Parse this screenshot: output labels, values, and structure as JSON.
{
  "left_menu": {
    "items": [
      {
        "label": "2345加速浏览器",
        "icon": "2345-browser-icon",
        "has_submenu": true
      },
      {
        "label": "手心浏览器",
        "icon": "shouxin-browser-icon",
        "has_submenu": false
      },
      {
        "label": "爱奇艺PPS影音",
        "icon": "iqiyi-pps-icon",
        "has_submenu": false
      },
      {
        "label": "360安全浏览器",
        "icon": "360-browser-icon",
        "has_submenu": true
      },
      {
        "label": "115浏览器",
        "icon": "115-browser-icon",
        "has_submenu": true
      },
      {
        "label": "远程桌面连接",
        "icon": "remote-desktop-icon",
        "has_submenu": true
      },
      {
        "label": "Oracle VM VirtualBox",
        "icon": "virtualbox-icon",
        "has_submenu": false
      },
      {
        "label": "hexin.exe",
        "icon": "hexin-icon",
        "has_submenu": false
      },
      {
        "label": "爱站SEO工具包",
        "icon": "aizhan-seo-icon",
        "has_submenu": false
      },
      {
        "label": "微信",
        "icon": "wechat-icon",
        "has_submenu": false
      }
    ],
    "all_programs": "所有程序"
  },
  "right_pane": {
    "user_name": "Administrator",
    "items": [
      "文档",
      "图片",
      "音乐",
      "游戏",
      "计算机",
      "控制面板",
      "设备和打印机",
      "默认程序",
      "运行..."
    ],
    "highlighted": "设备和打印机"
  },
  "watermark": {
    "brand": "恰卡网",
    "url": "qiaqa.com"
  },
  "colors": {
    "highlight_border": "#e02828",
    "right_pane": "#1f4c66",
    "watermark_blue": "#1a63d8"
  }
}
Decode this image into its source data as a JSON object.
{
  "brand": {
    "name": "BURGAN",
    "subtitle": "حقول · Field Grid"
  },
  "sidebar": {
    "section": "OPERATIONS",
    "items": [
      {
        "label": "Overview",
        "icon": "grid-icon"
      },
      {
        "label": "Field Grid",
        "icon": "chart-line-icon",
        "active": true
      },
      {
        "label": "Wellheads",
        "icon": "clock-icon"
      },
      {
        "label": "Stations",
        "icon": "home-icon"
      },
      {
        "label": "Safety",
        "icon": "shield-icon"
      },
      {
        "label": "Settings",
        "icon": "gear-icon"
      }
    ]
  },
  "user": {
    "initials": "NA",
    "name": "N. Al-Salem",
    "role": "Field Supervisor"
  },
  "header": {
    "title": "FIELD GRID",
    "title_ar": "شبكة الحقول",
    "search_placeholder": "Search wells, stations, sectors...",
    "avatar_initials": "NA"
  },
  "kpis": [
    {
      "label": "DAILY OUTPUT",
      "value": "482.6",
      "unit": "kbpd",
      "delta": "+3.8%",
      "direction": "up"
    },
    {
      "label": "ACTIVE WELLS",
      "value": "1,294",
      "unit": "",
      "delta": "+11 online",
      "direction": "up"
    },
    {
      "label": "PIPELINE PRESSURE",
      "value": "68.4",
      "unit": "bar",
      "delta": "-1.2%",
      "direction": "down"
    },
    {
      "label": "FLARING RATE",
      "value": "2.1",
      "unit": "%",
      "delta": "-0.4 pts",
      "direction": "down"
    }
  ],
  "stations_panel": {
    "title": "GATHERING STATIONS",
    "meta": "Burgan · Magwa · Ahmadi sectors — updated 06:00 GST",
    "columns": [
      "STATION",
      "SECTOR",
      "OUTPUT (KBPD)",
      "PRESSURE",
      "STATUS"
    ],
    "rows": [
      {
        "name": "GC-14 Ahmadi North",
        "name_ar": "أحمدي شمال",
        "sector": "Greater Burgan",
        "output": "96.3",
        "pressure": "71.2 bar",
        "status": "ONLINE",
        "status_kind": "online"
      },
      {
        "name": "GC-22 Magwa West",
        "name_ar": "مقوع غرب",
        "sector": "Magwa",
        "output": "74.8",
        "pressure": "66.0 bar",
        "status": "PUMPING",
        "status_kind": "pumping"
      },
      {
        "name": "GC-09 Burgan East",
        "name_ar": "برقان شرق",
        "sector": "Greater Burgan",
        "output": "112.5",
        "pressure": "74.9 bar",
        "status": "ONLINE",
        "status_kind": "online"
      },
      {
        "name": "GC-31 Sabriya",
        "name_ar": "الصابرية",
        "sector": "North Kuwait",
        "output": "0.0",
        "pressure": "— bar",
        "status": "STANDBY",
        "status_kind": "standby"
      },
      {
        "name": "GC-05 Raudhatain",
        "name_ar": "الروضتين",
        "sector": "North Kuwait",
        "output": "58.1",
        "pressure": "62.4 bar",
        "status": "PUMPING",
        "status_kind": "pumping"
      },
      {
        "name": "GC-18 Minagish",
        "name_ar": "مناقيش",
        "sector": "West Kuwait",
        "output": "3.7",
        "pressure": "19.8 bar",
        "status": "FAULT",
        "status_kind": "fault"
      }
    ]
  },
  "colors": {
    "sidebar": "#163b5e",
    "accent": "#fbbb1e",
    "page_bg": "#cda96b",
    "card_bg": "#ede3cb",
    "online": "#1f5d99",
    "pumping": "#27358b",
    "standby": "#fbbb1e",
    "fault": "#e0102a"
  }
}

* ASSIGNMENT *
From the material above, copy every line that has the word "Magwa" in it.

* ANSWER BELOW *
    "meta": "Burgan · Magwa · Ahmadi sectors — updated 06:00 GST",
        "name": "GC-22 Magwa West",
        "sector": "Magwa",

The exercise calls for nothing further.